Date of Degree
PhD (Doctor of Philosophy)
Matthew T. Billett
This thesis comprises of three chapters. The first essay is sole-authored and is titled `Creditor Control Rights and Managerial Risk Shifting.' The second essay is titled `Creditor Control Rights and Product Market Competition' and is joint work with Professor Matthew T. Billett and MiaoMiao Yu. The third essay is sole-authored and is titled `Merger Waves, Pseudo Market Timing, and Post-Merger Performance.' Chapter one examines agency conflicts around violations of bank loan covenants. Recent evidence shows that corporate policies change significantly following financial covenant violations. These changes are attributed to increased creditor influence over borrowing firms in ways that benefit both shareholders and debtholders. In this essay, I investigate whether shareholders engage in activities counter to creditors' interests following violations. I find that the expected negative relation between volatility and investment reverses for firms once they violate a covenant, consistent with risk-shifting behavior. This behavior is more pronounced in firms with high CEO portfolio sensitivity to stock return volatility and firms with high CEO equity ownership. Moreover, I document a significant increase in firm risk in the year following the violation. Overall, these findings suggest that even in the presence of increased creditor control risk shifting still occurs. The prior conclusions that shareholder-debtholder incentives are congruent at violations do not appear to be the case. Chapter two documents that debt covenants have a profound impact on firms' product market behavior. By examining financial covenant violations from 1996 to 2007, we show that once firms violate a covenant, they experience a substantial decrease in their market share. We also show that firms exhibit poor long-term abnormal returns following covenant violations. In contrast, their rivals grow market share and exhibit significantly positive abnormal returns after their peer firm violates a covenant. Overall, these findings suggest that creditor influence over firms have dramatic effects on product market outcomes and rival firm behavior. Chapter three questions whether managers time the market when they make merger decisions. Merger and acquisition waves seem to correspond with market tides, cresting with bull markets. A contentious debate exists over whether this trend indicates managerial market timing ability. Pseudo market timing, introduced by Schultz (2003, Journal of Finance 58, 483-517), provides an alternative hypothesis to explain abnormal performance following events even when managers cannot time the market. I find that acquiring firms which use stocks as the method of payment exhibit negative long-run abnormal returns in event-time, but not in calendar time. Simulations reveal that even when ex ante expected abnormal returns are zero (i.e. managers have no market timing ability), median ex post performance for acquirers is significantly negative when event-time is used. These findings support pseudo market timing as an explanation for acquiring firm underperformance in the context of stock mergers.

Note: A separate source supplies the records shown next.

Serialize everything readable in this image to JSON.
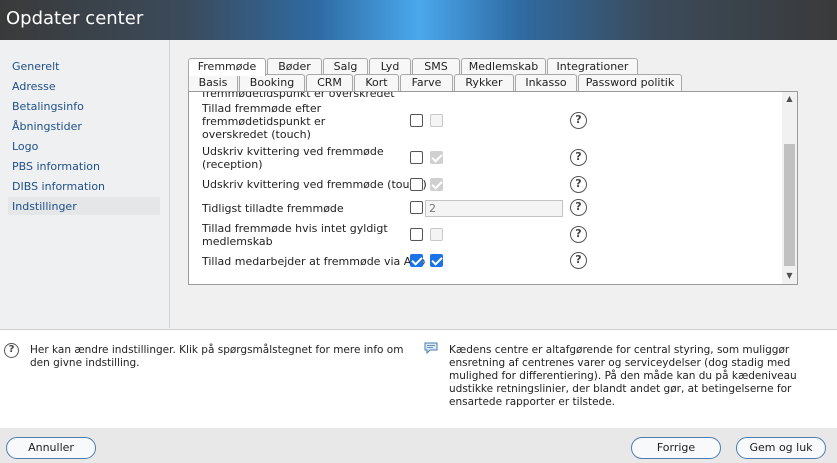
{
  "window": {
    "title": "Opdater center"
  },
  "sidebar": {
    "items": [
      {
        "label": "Generelt"
      },
      {
        "label": "Adresse"
      },
      {
        "label": "Betalingsinfo"
      },
      {
        "label": "Åbningstider"
      },
      {
        "label": "Logo"
      },
      {
        "label": "PBS information"
      },
      {
        "label": "DIBS information"
      },
      {
        "label": "Indstillinger"
      }
    ],
    "selected": "Indstillinger"
  },
  "tabs": {
    "row1": [
      "Fremmøde",
      "Bøder",
      "Salg",
      "Lyd",
      "SMS",
      "Medlemskab",
      "Integrationer"
    ],
    "row2": [
      "Basis",
      "Booking",
      "CRM",
      "Kort",
      "Farve",
      "Rykker",
      "Inkasso",
      "Password politik"
    ],
    "active": "Fremmøde"
  },
  "settings": {
    "cutoff_label": "fremmødetidspunkt er overskredet",
    "rows": [
      {
        "label": "Tillad fremmøde efter fremmødetidspunkt er overskredet (touch)",
        "checked": false,
        "secondary_checked": false
      },
      {
        "label": "Udskriv kvittering ved fremmøde (reception)",
        "checked": false,
        "secondary_checked": true
      },
      {
        "label": "Udskriv kvittering ved fremmøde (touch)",
        "checked": false,
        "secondary_checked": true
      },
      {
        "label": "Tidligst tilladte fremmøde",
        "checked": false,
        "value": "2"
      },
      {
        "label": "Tillad fremmøde hvis intet gyldigt medlemskab",
        "checked": false,
        "secondary_checked": false
      },
      {
        "label": "Tillad medarbejder at fremmøde via App",
        "checked": true,
        "secondary_checked": true
      }
    ],
    "help_glyph": "?"
  },
  "info": {
    "help_text": "Her kan ændre indstillinger. Klik på spørgsmålstegnet for mere info om den givne indstilling.",
    "chain_text": "Kædens centre er altafgørende for central styring, som muliggør ensretning af centrenes varer og serviceydelser (dog stadig med mulighed for differentiering). På den måde kan du på kædeniveau udstikke retningslinier, der blandt andet gør, at betingelserne for ensartede rapporter er tilstede.",
    "help_glyph": "?"
  },
  "footer": {
    "cancel": "Annuller",
    "previous": "Forrige",
    "save_close": "Gem og luk"
  },
  "colors": {
    "accent": "#1a73e8",
    "link": "#1e4f86",
    "button_border": "#4a7cb0"
  }
}
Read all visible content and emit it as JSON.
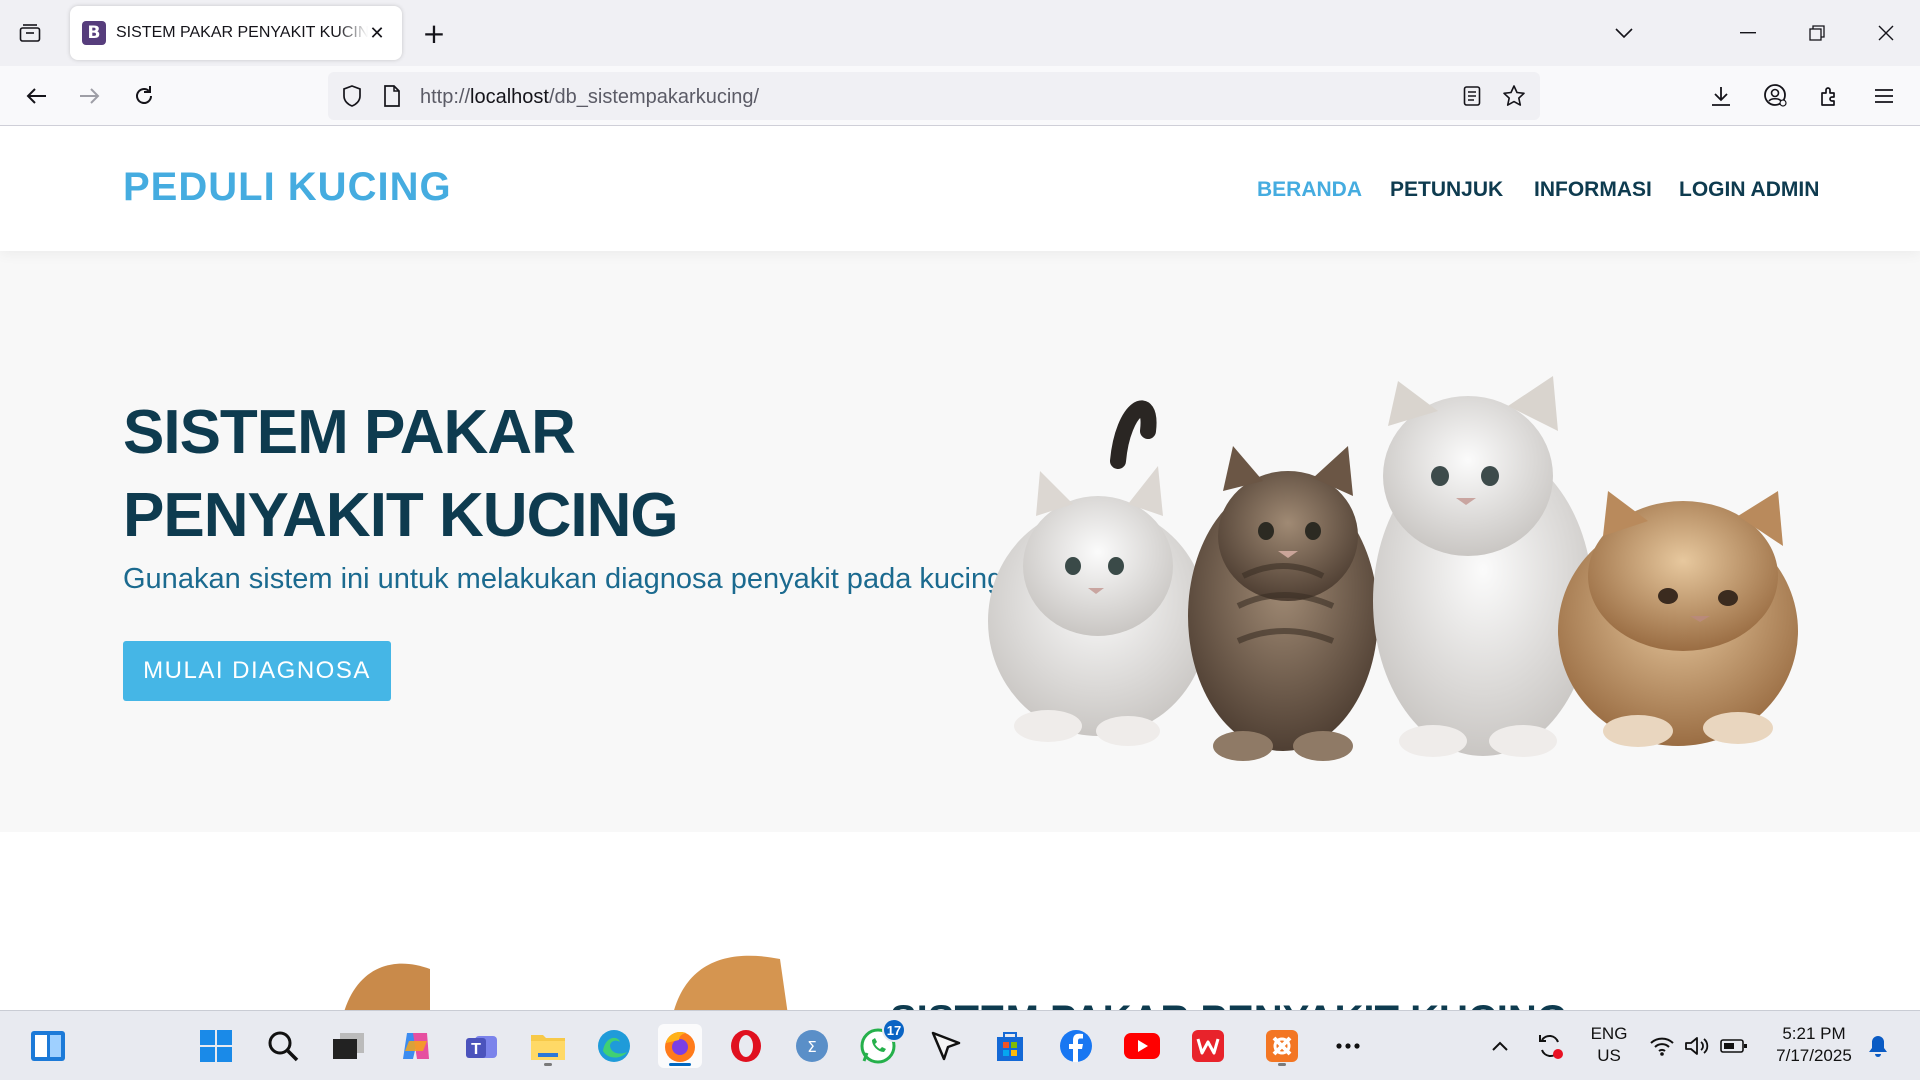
{
  "browser": {
    "tab_title": "SISTEM PAKAR PENYAKIT KUCING",
    "tab_favicon_letter": "B",
    "url_prefix": "http://",
    "url_host": "localhost",
    "url_path": "/db_sistempakarkucing/",
    "icons": [
      "tab-list-icon",
      "close-icon",
      "plus-icon",
      "chevron-down-icon",
      "minimize-icon",
      "restore-icon",
      "window-close-icon",
      "back-arrow-icon",
      "forward-arrow-icon",
      "reload-icon",
      "shield-icon",
      "page-icon",
      "reader-view-icon",
      "star-icon",
      "download-icon",
      "account-icon",
      "extensions-icon",
      "hamburger-menu-icon"
    ]
  },
  "site": {
    "brand": "PEDULI KUCING",
    "nav": [
      {
        "label": "BERANDA",
        "active": true
      },
      {
        "label": "PETUNJUK",
        "active": false
      },
      {
        "label": "INFORMASI",
        "active": false
      },
      {
        "label": "LOGIN ADMIN",
        "active": false
      }
    ],
    "hero": {
      "title": "SISTEM PAKAR PENYAKIT KUCING",
      "subtitle": "Gunakan sistem ini untuk melakukan diagnosa penyakit pada kucing",
      "button": "MULAI DIAGNOSA"
    },
    "section2_title": "SISTEM PAKAR PENYAKIT KUCING",
    "colors": {
      "brand": "#45ace0",
      "dark": "#0e3b4f",
      "button": "#45b6e6",
      "hero_bg": "#f8f8f8"
    }
  },
  "taskbar": {
    "apps": [
      "widgets-icon",
      "windows-start-icon",
      "search-icon",
      "task-view-icon",
      "copilot-icon",
      "teams-icon",
      "file-explorer-icon",
      "edge-icon",
      "firefox-icon",
      "opera-icon",
      "calculator-icon",
      "whatsapp-icon",
      "cursor-app-icon",
      "store-icon",
      "facebook-icon",
      "youtube-icon",
      "wps-icon",
      "xampp-icon",
      "more-icon"
    ],
    "whatsapp_badge": "17",
    "lang_top": "ENG",
    "lang_bottom": "US",
    "time": "5:21 PM",
    "date": "7/17/2025"
  }
}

Agency conflicts, Covenant violations, Mergers, Product Market Competition
x, 118 pages
Includes bibliographical references (pages 110-118).
Copyright 2011 Burcu Esmer